[Data extracted from a collection]
=== Begin Enclosure ===

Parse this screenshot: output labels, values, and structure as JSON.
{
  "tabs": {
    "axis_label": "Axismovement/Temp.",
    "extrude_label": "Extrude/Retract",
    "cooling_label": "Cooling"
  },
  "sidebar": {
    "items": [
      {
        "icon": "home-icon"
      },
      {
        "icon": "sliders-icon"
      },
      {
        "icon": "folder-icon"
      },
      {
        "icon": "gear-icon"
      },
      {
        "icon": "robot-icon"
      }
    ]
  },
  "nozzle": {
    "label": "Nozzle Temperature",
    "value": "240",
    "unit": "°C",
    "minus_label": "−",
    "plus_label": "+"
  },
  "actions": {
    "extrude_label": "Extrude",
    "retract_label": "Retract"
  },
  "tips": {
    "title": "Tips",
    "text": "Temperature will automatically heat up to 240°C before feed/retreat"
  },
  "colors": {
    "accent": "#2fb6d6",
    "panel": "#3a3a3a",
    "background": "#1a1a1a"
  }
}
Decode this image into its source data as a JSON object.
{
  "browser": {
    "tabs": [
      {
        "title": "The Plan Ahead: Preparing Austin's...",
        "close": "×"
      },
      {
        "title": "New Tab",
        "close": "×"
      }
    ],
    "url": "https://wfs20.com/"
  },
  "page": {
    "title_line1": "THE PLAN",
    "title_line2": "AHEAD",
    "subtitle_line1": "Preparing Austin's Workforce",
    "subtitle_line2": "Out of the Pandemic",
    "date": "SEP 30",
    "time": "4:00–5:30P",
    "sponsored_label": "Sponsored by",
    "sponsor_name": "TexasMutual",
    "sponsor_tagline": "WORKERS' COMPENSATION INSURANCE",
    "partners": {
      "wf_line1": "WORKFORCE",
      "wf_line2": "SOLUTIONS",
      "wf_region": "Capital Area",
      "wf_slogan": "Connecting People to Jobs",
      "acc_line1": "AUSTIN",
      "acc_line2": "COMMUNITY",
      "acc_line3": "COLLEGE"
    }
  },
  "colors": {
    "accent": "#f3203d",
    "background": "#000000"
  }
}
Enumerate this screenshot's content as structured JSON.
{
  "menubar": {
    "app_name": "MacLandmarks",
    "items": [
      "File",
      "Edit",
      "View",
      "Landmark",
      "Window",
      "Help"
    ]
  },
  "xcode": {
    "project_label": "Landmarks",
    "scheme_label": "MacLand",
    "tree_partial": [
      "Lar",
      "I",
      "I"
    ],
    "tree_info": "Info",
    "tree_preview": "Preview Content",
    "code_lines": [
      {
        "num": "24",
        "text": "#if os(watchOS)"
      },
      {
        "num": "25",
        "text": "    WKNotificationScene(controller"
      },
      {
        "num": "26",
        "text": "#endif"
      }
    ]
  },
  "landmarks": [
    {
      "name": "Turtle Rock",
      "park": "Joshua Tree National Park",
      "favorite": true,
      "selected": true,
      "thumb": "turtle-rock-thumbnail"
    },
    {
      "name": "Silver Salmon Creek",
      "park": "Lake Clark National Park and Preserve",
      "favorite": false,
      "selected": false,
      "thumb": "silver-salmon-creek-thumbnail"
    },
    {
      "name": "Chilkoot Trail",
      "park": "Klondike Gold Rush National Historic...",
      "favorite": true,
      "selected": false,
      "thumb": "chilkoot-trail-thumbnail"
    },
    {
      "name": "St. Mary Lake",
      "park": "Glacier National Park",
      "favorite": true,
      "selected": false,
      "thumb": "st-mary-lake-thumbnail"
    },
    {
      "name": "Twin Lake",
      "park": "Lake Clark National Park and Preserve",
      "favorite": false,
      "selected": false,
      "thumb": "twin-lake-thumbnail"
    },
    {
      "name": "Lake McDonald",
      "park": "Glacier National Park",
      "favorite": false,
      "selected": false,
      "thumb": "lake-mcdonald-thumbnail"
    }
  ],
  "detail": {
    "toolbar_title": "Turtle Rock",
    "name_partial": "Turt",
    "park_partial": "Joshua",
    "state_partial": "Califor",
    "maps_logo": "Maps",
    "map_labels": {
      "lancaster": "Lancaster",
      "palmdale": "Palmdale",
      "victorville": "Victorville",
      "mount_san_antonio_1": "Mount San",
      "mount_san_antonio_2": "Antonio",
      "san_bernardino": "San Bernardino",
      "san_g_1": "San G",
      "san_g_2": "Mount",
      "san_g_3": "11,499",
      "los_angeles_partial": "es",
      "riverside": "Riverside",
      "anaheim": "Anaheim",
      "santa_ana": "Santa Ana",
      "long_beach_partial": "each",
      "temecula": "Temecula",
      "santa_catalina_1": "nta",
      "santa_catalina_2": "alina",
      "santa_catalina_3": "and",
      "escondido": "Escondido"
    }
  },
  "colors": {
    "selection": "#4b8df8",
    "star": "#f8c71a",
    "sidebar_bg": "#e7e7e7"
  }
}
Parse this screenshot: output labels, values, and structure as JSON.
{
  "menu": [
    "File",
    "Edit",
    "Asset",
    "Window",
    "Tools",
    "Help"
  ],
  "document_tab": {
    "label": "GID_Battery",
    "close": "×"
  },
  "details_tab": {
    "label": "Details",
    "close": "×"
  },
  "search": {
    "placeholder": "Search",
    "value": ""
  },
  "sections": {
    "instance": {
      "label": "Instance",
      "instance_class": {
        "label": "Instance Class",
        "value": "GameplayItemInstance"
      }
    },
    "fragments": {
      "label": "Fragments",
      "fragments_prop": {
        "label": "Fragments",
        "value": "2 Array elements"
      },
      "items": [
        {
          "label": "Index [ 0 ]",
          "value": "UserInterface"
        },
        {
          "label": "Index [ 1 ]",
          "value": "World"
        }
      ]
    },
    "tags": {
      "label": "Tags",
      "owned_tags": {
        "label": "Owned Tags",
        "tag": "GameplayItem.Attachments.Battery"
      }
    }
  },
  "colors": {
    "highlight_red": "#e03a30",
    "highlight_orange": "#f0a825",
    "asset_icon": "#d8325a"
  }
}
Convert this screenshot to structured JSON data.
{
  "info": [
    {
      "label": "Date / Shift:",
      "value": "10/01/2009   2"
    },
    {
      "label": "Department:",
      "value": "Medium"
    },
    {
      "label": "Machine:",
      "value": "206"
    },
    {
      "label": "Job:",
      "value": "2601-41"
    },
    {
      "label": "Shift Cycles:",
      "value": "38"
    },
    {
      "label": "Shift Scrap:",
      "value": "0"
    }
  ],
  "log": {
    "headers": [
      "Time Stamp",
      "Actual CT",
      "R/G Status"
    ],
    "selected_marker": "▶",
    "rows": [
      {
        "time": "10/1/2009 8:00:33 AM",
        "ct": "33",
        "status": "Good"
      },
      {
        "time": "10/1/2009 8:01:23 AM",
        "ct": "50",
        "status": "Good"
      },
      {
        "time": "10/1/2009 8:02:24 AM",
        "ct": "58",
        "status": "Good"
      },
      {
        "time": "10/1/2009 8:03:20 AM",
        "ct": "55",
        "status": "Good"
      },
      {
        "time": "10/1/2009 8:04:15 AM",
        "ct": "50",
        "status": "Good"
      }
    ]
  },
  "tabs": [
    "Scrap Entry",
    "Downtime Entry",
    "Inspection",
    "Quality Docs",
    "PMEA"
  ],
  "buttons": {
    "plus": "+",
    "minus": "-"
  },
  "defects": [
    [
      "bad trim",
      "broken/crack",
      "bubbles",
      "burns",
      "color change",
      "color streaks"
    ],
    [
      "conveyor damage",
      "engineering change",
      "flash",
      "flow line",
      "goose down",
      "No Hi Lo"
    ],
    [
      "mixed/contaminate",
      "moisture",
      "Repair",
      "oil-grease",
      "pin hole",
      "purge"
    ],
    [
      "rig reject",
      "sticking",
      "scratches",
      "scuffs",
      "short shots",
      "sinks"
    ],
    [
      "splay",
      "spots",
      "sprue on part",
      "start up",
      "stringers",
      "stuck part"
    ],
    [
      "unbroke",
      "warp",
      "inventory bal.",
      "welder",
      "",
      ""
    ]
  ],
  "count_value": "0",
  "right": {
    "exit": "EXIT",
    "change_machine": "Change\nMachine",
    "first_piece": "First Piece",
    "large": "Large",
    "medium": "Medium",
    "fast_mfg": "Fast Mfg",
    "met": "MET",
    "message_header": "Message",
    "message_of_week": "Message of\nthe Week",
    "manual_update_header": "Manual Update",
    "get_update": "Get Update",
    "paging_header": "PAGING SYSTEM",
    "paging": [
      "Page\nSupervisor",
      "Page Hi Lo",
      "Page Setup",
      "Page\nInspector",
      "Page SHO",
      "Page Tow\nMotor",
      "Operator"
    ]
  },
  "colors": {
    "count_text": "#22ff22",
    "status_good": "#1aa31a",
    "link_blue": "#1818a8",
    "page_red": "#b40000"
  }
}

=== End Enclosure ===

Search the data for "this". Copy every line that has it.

» **Result of the task**:
Parse this screenshot: output labels, values, and structure as JSON.
Decode this image into its source data as a JSON object.
Enumerate this screenshot's content as structured JSON.
Parse this screenshot: output labels, values, and structure as JSON.
Convert this screenshot to structured JSON data.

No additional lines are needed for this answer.